What Have You Missed?

During the COVID-19 pandemic what have you missed? Have you taken the opportunity to reflect on what is most important to you? Or have you curled up and told the world to check back with you after things get straightened up?

Some things I have missed the most are shopping, baseball, and gathering with family and friends. As I reflected on this, it was a surprise to find I miss shopping. I’m not a big shopper and ordering online is not the same. When you go to a store you have an opportunity to use your senses in the shopping experience, which helps you decide on what to buy. Sometimes you meet a friend you haven’t seen in a long time and viola lunch plans are made.

My sons played baseball and I have spent countless hours watching games and practices. I can keep score with the best. I am not bored with the slower play of the game as there is food most of the time. At the games you become part of a group that cheers for great plays (or for the 6-year-old that runs the right direction) and shakes their heads when plays go wrong. There are people to talk with and sometimes you don’t talk about baseball.

This year we celebrated Mother’s Day with signs and talking with Mom through a window at the retirement center where she lives. While we got comfortable with this form of celebration, it was cut short as there were others waiting to celebrate with their mothers.

Humans are not made to be hermits (with a few exceptions). We need and want to be with other people. For people that have experienced deaths, births, and marriages during this time things have been different. When a person is in their last hours of life and you cannot hold their hand or mourn together everything feels wrong. A newborn child is an opportunity for families to celebrate. But during this separation time, the celebration is with waves through the Internet. It feels like a missed opportunity. A marriage ceremony is a celebration. Today, we watch on our phones as the couple exchange their vows unable to hug them. It isn’t what we do. The separation has been eased with the Internet, but it doesn’t replace being there for these times.

When we can gather again, let’s not take these celebration opportunities for granted. Don’t find a reason to skip going to the hospital to say goodbye or miss the funeral. Don’t wait until later to see the new baby and parents. Go to the wedding and enjoy one more dance.

Celebration Memories

How do you make celebrations fun, meaningful, and memorable?

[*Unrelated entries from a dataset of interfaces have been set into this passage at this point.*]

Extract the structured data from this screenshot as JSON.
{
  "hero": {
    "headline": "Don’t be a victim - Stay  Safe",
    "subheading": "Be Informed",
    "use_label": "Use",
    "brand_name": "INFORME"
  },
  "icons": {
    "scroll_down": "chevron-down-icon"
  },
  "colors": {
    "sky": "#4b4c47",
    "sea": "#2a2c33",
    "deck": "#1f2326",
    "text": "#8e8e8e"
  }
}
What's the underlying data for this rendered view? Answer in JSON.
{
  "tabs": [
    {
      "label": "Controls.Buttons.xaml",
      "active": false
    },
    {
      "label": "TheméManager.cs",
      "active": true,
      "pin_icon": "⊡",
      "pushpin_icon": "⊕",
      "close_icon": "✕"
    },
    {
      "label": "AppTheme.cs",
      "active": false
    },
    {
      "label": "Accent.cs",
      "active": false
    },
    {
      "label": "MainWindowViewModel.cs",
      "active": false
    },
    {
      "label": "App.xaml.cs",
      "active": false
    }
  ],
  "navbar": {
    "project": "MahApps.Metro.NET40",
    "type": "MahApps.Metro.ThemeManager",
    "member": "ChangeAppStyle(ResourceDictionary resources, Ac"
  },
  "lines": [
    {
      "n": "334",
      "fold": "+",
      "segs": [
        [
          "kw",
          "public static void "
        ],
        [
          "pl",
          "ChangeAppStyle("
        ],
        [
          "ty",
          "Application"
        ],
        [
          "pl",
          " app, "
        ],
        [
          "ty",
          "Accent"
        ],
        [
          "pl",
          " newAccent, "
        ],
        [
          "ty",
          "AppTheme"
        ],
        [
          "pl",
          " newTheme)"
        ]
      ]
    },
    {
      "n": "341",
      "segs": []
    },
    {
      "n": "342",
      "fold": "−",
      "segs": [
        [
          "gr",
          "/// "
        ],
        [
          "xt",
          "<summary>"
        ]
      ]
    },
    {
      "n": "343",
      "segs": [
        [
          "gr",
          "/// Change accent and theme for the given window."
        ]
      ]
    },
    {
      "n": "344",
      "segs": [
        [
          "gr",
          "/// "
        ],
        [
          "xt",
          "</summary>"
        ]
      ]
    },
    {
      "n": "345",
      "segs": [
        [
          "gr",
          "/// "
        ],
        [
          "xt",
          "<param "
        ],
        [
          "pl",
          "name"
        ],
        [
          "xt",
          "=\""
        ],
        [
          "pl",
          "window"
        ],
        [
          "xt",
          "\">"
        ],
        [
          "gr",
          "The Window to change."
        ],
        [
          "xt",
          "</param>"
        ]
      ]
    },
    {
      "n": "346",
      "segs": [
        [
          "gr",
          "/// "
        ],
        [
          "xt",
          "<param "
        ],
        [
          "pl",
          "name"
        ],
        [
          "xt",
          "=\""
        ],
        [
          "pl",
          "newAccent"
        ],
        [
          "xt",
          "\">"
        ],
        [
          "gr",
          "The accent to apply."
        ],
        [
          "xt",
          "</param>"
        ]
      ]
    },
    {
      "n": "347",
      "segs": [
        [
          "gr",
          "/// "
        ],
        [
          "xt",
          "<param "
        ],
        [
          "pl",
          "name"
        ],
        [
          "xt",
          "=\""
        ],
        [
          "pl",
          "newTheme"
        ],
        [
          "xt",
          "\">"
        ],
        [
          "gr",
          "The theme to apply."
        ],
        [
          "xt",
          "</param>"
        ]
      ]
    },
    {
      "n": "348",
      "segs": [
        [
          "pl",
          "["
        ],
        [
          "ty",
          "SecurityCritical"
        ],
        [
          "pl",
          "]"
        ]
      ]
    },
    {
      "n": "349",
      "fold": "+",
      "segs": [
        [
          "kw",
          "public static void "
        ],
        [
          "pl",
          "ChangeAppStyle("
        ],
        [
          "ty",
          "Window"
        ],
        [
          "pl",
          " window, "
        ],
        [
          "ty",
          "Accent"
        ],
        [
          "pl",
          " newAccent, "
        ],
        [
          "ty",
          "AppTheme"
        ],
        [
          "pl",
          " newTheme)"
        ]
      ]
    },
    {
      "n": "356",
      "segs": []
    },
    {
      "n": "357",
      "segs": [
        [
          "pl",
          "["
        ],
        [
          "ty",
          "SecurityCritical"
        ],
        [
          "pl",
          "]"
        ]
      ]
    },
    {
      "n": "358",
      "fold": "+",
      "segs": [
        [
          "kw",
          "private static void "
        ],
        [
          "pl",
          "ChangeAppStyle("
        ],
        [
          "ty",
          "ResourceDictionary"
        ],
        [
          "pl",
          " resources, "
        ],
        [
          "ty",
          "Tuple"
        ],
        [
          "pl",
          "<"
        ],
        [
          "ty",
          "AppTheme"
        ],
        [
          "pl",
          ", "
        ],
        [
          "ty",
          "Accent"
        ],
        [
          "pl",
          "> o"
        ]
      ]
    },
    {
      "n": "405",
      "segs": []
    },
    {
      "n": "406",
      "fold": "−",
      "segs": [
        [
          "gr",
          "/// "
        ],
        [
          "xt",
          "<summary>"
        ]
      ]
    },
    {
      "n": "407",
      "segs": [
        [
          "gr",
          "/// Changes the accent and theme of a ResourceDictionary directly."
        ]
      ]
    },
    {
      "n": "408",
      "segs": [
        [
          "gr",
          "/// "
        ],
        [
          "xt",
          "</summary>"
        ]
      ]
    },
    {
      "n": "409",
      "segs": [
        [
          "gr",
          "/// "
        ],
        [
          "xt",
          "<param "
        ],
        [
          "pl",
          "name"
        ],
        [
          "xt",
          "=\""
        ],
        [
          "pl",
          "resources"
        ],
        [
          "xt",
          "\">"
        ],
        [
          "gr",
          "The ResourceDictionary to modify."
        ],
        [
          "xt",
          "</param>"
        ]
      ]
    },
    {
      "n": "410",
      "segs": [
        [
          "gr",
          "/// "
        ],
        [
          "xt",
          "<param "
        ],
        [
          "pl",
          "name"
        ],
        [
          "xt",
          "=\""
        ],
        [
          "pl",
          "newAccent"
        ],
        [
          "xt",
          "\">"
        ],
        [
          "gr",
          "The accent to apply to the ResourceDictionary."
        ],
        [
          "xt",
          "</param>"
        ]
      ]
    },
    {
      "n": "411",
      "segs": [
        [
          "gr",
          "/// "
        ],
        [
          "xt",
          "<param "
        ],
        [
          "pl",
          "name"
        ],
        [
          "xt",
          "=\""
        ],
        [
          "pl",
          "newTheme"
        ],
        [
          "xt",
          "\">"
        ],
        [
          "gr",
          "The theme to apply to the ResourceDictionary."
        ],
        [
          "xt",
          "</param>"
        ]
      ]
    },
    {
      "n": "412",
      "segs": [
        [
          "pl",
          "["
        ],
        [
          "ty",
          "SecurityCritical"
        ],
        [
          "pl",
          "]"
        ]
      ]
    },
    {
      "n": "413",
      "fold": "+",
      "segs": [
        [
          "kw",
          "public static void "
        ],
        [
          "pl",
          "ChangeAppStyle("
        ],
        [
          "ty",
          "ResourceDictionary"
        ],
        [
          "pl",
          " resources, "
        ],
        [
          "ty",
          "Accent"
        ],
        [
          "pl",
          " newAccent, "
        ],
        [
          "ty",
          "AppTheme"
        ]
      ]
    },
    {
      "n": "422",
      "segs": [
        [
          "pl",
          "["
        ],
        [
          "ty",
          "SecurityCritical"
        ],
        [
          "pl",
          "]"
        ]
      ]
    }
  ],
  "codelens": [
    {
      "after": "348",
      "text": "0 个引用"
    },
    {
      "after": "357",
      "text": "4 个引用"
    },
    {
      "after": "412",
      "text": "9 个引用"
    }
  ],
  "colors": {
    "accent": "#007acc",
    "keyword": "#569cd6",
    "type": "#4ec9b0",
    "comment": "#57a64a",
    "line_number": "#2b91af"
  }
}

My parents divorced when I was ten and my mother became a single parent with no support from my father. Birthdays, Christmas, Thanksgiving, and almost any other celebration was an opportunity for my mom to shine. We didn’t have any money, but she wanted to make every day we had together special. She baked, cooked, sewed, and went without lunches so we, my siblings and I, could have good memories.

Like today it takes creativity and resourcefulness to take almost nothing and make it seem like the best celebration ever. Every year we would go to see the Forth Worth Independence Day fireworks display. It was free. We participated in a lot of free events.

July Fourth in Fort Worth, Texas is almost always hot and dry. I don’t remember a rained-out celebration. We would drive downtown, carrying a bag with some drinks and cookies, a couple of blankets, and walk many blocks with the pavement so hot you felt it through your shoes. There was a park along the Trinity River where we could watch the show. We would spread out the blankets, grab cookies, play with friends we brought with us and other children in the crowd until it got dark. And then a large booming firework would explode, and we would run to our families and lie back on blankets to watch the magic.

There would be oohs and aahs throughout the park with each volley of fireworks. I always felt a giddy happiness watching the dark sky light up with the colors and patterns. This would go on for about thirty minutes and then it was time to go home. The walk back to the car seemed further and more difficult because we were so tired.

During the show, the world didn’t feel so big – there was magic in the air and we could see it. We weren’t the poor kids – since everyone around us always asked for a homemade cookie we could share with others. But what stuck with me was that my mom would smile the entire evening – and that felt like the magic in the sky had crept into my mom giving her some relief from every day pressures.

Today, I still feel lighthearted and in awe of the magic found in fireworks. Celebrations don’t have to be expensive and filled with stress. They are what we make them. Remember to make them fun, meaningful, and memorable by enjoying the time together.

Two Words that Make Me Smile

alligatorI was asked to write a post about a two-word phrase that makes me smile. It took only a second to realize those words are “Later ‘gator.” Just saying them is pleasing to the ear. It’s the rhyming thing. This phrase is from childhood that I still use when trying to be funny, or to make goodbyes not so sad.

I have an Uncle Ray that would tease me when I was a child and I thought he was so cool. His visits were like a spotlight that came on and you never knew what the next act would be.

Uncle Ray would sing “The Battle of New Orleans” when it came on the radio. As he sang, he would dance and act out the song. He looked so funny, but he didn’t care, he was having a great time.

Saying goodbye to him was never sad. He would give me a hug and as he was leaving he would wave and say “Later ‘gator” and then wait for me to respond. I would giggle and reply “After a while crocodile.” Now how could that silly exchange do anything but make you smile?

So what two-word phrase makes you smile?